“Do not be too moral. You may cheat yourself out of much life. Aim above morality. Be not simply good; be good for something.” –Thoreau

30 March 2010

The answer, in short, is "No!"


You have to read the above article first. Then, if you choose, you can proceed to my short rant.

Let me begin by saying that I firmly believe in all that "takes a village to raise a child" claptrap. I really do. I believe we are responsible for each other. When we see a possibly homeless man passed out on a street corner, we should check on him. When the person in line in front of us at Starbucks is a dollar short, we should hand him the cash. When a child looks lost or scared or simply lonely, we should do what we can to help.

That being said, I think the writer of this article is only looking at this issue from one side. What about the responsibility the mother had toward the librarian? Why did the mother think it would be no big deal to entrust the welfare of her child to the librarian, who was at work and likely had work-related tasks to accomplish? What if she (the librarian) had intended to step out a moment later for her break? What if she was supposed to move to another section? What if, god forbid, she had to pee?

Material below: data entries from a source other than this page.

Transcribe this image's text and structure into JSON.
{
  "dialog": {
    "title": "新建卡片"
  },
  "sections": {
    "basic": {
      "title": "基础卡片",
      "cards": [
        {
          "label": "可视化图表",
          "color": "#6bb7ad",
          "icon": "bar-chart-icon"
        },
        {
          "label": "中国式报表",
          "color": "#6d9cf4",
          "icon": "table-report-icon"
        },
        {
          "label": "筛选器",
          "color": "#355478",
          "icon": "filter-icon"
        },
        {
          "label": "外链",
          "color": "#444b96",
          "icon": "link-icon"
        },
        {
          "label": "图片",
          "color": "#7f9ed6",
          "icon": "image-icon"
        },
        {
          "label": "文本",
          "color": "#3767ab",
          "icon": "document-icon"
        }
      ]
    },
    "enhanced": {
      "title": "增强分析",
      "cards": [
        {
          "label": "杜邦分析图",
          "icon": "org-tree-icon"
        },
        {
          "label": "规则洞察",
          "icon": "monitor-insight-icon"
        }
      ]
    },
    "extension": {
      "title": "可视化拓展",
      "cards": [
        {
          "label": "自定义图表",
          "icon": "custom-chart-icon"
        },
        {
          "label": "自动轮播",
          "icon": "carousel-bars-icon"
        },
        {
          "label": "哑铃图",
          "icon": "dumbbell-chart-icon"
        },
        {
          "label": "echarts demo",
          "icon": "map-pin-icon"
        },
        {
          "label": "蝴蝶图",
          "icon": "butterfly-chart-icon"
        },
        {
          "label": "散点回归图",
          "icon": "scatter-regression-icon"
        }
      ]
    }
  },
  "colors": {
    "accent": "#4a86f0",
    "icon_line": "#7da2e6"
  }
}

I sincerely doubt the mother would have felt comfortable with the librarian taking the child with her to the washroom while she urinated, so she could continue to keep an eye on her. And yet that's what a babysitter would have done... and isn't the librarian a de facto babysitter in this scenario?

Parents of small children have to understand that public servants, retail employees, waiters, and other members of "service staff" simply do not have the time to unexpectedly care for someone else's child. News flash: We're busy. It's not like I'm refusing to watch your child out of spite, or because I expect to be paid. The librarian was telling the mother, in no uncertain terms, that she did not feel she could devote the necessary attention to the child if the mother stepped out. Oughtn't the mother thank her for the warning?